REQUIRED WORK | Output all entries precisely.

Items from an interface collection
▽

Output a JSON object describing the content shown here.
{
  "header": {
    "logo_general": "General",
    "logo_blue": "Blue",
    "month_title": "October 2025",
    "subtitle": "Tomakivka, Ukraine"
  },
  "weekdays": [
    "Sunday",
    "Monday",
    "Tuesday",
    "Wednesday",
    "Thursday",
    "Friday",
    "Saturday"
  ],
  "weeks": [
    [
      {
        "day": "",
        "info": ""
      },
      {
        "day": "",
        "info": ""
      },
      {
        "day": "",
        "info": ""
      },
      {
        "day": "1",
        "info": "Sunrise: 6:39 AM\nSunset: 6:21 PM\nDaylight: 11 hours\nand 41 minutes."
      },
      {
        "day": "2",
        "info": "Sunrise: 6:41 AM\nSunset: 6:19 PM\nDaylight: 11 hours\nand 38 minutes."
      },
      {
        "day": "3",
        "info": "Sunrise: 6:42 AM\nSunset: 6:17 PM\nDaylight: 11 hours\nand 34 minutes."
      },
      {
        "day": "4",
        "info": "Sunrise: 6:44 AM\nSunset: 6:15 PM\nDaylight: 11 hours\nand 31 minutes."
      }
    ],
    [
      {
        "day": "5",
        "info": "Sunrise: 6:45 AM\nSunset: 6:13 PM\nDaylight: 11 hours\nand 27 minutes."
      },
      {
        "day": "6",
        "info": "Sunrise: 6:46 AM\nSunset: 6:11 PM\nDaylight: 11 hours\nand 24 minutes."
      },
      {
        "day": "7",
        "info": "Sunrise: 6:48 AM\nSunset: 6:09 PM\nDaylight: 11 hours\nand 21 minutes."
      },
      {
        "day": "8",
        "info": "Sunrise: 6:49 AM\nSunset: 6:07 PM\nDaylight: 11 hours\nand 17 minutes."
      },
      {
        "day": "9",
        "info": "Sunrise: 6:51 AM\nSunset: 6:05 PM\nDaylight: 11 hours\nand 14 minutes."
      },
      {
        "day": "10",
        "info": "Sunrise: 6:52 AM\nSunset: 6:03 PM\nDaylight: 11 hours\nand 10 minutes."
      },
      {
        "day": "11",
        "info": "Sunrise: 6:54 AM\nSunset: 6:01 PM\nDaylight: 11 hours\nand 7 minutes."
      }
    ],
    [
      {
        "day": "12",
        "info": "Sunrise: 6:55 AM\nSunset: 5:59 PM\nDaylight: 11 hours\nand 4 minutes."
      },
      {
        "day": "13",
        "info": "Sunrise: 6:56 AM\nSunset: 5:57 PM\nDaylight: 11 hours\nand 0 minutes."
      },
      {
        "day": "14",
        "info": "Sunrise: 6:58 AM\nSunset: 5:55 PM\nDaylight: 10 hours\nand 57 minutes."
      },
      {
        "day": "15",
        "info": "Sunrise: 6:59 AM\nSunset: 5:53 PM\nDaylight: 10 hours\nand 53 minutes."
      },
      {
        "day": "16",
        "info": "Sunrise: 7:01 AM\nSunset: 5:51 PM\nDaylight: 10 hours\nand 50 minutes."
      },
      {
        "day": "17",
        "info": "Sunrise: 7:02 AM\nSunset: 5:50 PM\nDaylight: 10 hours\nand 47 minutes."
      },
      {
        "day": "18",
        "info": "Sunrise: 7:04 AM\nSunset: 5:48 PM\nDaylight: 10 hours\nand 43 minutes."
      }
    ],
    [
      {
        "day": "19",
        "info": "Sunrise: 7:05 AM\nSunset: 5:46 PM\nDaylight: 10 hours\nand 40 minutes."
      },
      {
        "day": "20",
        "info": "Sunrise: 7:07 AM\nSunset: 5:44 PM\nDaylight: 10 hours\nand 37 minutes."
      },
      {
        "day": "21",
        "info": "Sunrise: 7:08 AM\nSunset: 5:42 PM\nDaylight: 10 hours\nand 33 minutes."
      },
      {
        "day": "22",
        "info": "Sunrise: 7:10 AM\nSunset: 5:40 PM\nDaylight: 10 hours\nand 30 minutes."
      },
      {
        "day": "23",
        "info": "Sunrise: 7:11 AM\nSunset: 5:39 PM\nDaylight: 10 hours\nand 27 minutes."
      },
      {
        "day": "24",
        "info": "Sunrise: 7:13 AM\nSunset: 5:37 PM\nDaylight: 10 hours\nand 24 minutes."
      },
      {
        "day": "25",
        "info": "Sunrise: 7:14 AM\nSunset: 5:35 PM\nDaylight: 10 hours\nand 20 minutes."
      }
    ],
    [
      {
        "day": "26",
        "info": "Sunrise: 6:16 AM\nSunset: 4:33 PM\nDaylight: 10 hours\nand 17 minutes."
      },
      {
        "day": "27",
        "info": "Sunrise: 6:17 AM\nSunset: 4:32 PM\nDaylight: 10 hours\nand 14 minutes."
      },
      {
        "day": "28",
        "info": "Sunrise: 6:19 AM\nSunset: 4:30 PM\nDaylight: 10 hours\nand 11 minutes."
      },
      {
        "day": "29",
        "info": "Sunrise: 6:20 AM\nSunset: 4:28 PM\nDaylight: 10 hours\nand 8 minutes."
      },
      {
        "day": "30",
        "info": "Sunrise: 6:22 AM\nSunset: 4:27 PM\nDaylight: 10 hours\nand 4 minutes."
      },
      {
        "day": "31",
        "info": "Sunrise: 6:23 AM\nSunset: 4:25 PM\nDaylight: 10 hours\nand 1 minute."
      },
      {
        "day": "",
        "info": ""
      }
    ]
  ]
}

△

SOLUTION BELOW |
Output a JSON object describing the content shown here.
{
  "header": {
    "logo_general": "General",
    "logo_blue": "Blue",
    "month_title": "October 2025",
    "subtitle": "Tomakivka, Ukraine"
  },
  "weekdays": [
    "Sunday",
    "Monday",
    "Tuesday",
    "Wednesday",
    "Thursday",
    "Friday",
    "Saturday"
  ],
  "weeks": [
    [
      {
        "day": "",
        "info": ""
      },
      {
        "day": "",
        "info": ""
      },
      {
        "day": "",
        "info": ""
      },
      {
        "day": "1",
        "info": "Sunrise: 6:39 AM\nSunset: 6:21 PM\nDaylight: 11 hours\nand 41 minutes."
      },
      {
        "day": "2",
        "info": "Sunrise: 6:41 AM\nSunset: 6:19 PM\nDaylight: 11 hours\nand 38 minutes."
      },
      {
        "day": "3",
        "info": "Sunrise: 6:42 AM\nSunset: 6:17 PM\nDaylight: 11 hours\nand 34 minutes."
      },
      {
        "day": "4",
        "info": "Sunrise: 6:44 AM\nSunset: 6:15 PM\nDaylight: 11 hours\nand 31 minutes."
      }
    ],
    [
      {
        "day": "5",
        "info": "Sunrise: 6:45 AM\nSunset: 6:13 PM\nDaylight: 11 hours\nand 27 minutes."
      },
      {
        "day": "6",
        "info": "Sunrise: 6:46 AM\nSunset: 6:11 PM\nDaylight: 11 hours\nand 24 minutes."
      },
      {
        "day": "7",
        "info": "Sunrise: 6:48 AM\nSunset: 6:09 PM\nDaylight: 11 hours\nand 21 minutes."
      },
      {
        "day": "8",
        "info": "Sunrise: 6:49 AM\nSunset: 6:07 PM\nDaylight: 11 hours\nand 17 minutes."
      },
      {
        "day": "9",
        "info": "Sunrise: 6:51 AM\nSunset: 6:05 PM\nDaylight: 11 hours\nand 14 minutes."
      },
      {
        "day": "10",
        "info": "Sunrise: 6:52 AM\nSunset: 6:03 PM\nDaylight: 11 hours\nand 10 minutes."
      },
      {
        "day": "11",
        "info": "Sunrise: 6:54 AM\nSunset: 6:01 PM\nDaylight: 11 hours\nand 7 minutes."
      }
    ],
    [
      {
        "day": "12",
        "info": "Sunrise: 6:55 AM\nSunset: 5:59 PM\nDaylight: 11 hours\nand 4 minutes."
      },
      {
        "day": "13",
        "info": "Sunrise: 6:56 AM\nSunset: 5:57 PM\nDaylight: 11 hours\nand 0 minutes."
      },
      {
        "day": "14",
        "info": "Sunrise: 6:58 AM\nSunset: 5:55 PM\nDaylight: 10 hours\nand 57 minutes."
      },
      {
        "day": "15",
        "info": "Sunrise: 6:59 AM\nSunset: 5:53 PM\nDaylight: 10 hours\nand 53 minutes."
      },
      {
        "day": "16",
        "info": "Sunrise: 7:01 AM\nSunset: 5:51 PM\nDaylight: 10 hours\nand 50 minutes."
      },
      {
        "day": "17",
        "info": "Sunrise: 7:02 AM\nSunset: 5:50 PM\nDaylight: 10 hours\nand 47 minutes."
      },
      {
        "day": "18",
        "info": "Sunrise: 7:04 AM\nSunset: 5:48 PM\nDaylight: 10 hours\nand 43 minutes."
      }
    ],
    [
      {
        "day": "19",
        "info": "Sunrise: 7:05 AM\nSunset: 5:46 PM\nDaylight: 10 hours\nand 40 minutes."
      },
      {
        "day": "20",
        "info": "Sunrise: 7:07 AM\nSunset: 5:44 PM\nDaylight: 10 hours\nand 37 minutes."
      },
      {
        "day": "21",
        "info": "Sunrise: 7:08 AM\nSunset: 5:42 PM\nDaylight: 10 hours\nand 33 minutes."
      },
      {
        "day": "22",
        "info": "Sunrise: 7:10 AM\nSunset: 5:40 PM\nDaylight: 10 hours\nand 30 minutes."
      },
      {
        "day": "23",
        "info": "Sunrise: 7:11 AM\nSunset: 5:39 PM\nDaylight: 10 hours\nand 27 minutes."
      },
      {
        "day": "24",
        "info": "Sunrise: 7:13 AM\nSunset: 5:37 PM\nDaylight: 10 hours\nand 24 minutes."
      },
      {
        "day": "25",
        "info": "Sunrise: 7:14 AM\nSunset: 5:35 PM\nDaylight: 10 hours\nand 20 minutes."
      }
    ],
    [
      {
        "day": "26",
        "info": "Sunrise: 6:16 AM\nSunset: 4:33 PM\nDaylight: 10 hours\nand 17 minutes."
      },
      {
        "day": "27",
        "info": "Sunrise: 6:17 AM\nSunset: 4:32 PM\nDaylight: 10 hours\nand 14 minutes."
      },
      {
        "day": "28",
        "info": "Sunrise: 6:19 AM\nSunset: 4:30 PM\nDaylight: 10 hours\nand 11 minutes."
      },
      {
        "day": "29",
        "info": "Sunrise: 6:20 AM\nSunset: 4:28 PM\nDaylight: 10 hours\nand 8 minutes."
      },
      {
        "day": "30",
        "info": "Sunrise: 6:22 AM\nSunset: 4:27 PM\nDaylight: 10 hours\nand 4 minutes."
      },
      {
        "day": "31",
        "info": "Sunrise: 6:23 AM\nSunset: 4:25 PM\nDaylight: 10 hours\nand 1 minute."
      },
      {
        "day": "",
        "info": ""
      }
    ]
  ]
}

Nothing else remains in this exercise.